How to Be a Stuffed Animal, on the early days of the American Museum of Natural History, high class taxidermy in America, and obsession with fake nature and fake realness.
An invitation to lead or join an expedition for the museum, thus cashing in the most desirable tag in the hunting world, was indeed flattering. The mammologist Roy Chapman Andrews, famous for his “intensive exploration” methods and, from 1934, director of the museum, was fond of reminding people that “thousands of men have applied for places on my own expeditions, saying that they are ‘good outdoor men’ but have no special training. They would be expensive luxuries. Every…man must do either a technical or a scientific job.” Newly bestowed with the gravitas of “specialists,” armed with large-bore guns made by Holland & Holland and permits obtained for them by the museum, outfitted in Abercrombie Camp, the blue bloods of American capitalism set off into the wilderness to atone for their fortunes (which had played a prominent part in endangering it) and find their inner Crocketts and Boones.

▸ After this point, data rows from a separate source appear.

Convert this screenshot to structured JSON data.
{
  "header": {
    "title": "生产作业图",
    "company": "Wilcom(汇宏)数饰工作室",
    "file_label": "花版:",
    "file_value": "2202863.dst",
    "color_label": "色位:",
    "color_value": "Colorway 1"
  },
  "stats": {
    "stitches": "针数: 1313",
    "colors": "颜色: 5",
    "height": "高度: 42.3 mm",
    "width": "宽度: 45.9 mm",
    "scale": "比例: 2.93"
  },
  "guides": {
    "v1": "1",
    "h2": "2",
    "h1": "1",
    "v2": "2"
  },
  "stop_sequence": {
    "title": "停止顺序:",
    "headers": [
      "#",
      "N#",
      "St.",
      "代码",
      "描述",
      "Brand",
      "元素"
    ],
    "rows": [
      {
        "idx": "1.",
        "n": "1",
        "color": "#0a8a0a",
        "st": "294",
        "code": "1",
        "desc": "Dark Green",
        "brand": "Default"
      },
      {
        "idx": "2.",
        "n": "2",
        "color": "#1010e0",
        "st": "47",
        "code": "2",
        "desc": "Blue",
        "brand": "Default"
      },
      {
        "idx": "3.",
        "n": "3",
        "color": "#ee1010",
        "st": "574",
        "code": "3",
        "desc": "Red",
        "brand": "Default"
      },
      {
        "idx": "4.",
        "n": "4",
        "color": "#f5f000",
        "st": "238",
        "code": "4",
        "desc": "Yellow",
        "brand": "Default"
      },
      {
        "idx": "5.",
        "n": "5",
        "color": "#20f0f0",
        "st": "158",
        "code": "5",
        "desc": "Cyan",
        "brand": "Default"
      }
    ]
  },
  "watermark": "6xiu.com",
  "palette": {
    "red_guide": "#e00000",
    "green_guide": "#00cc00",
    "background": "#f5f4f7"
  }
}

Presiding over the whole enterprise was the spirit of Teddy Roosevelt, an ardent supporter of the museum until his death in 1919, and a major donor of specimens, including the large cow elephant displayed in “The Alarm” (Kermit, his son, shot the calf). Roosevelt self-consciously positioned himself in the tradition of Daniel Boone, the buckskin-clad hunter and frontiersman who helped settle Kentucky in the late eighteenth century, revering him as an indigenous (white) American who, like Davy Crockett, thrived in a free, egalitarian wilderness. These were “nature’s noblemen,” rugged libertarians and premier symbols of democratic manhood. Their descendants were the guides who accompanied the president—or general or railroad baron—and taught him the codes of the wilderness. Sharing a blanket with one of these guides was to enter an unrestrained, “uncontaminated” state where the social order was leveled. Roosevelt seriously believed that “no Americans of the outdoor type, fond of nature and the habitants of the wilds, will ever develop Bolshevik tendencies.” The wilderness experience was offered as a direct allegory of social peace, the guarantee of a negotiated tranquility. No matter that behind their backs the guides often mocked the men of fortune as “tenderfoots” or “dudes,” or that they had to defer to them when it came to bagging a trophy. There was equality in theory. In practice, it was a “teddy-bear patriarchy” in which droit du seigneur prevailed.

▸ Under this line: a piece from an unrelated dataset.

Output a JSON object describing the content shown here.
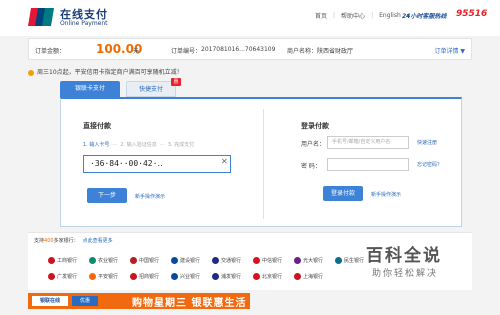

Now hiring: Oddfellow hit teams? – the crown, sword and crook – 'We are God types' – organized horror – system bent beyond repair. Citations needed– I am trying to find out when the Independent Order of Odd Fellows stopped being racially segregated.
This is new to me but would not surprise me:
The reasons for the split from the English parent(s) are by no means clear. It is possible that it was provoked by the 1843 chartering of a black lodge, the Grand United Order of Odd Fellows, under the jurisdiction of the old United or Union Order of Odd Fellows in England.
And this is similar to things I have read elsewhere, but never with a concrete citation or reference:
The Odd Fellows propagate that all human beings, regardless of race, skin-color or position is society are brothers and sisters. In the past this was different. Until the mid-sixties of the 20th century, only white people could join the I.O.O.F. This was common use for societies in the United States, but orders outside the U.S., including the Netherlands adopted this policy. It has to be noted that the Dutch order had a compensation for the admission of members with an East-Indies background, due to the colonial history [Dutch East India Company].
In the late fifties discussions about this ‘full white blood clause’ arose in the Netherlands. This case was also investigated by Dutch police and justice department. The Dutch order, together with some European orders brought this clause up for discussion. The Sovereign Grand Lodge abandoned this clause some years later officially, also due to the changed attitude towards racial segregation in the U.S.
Not just in the I.O.O.F. regulations was a racist tendency, also in one of the rituals. In an older version of the ritual of the second Encampment degree, the black race was typed as: "in general they are barbarians and monsters in the practice of the most dire rapine". According to the Dutch Grand Secretary this ritual is no longer in use, but words as ‘wilds’ and ‘heathens’, in combination with the black race are still common in the American rituals. These words should be used in a different perspective.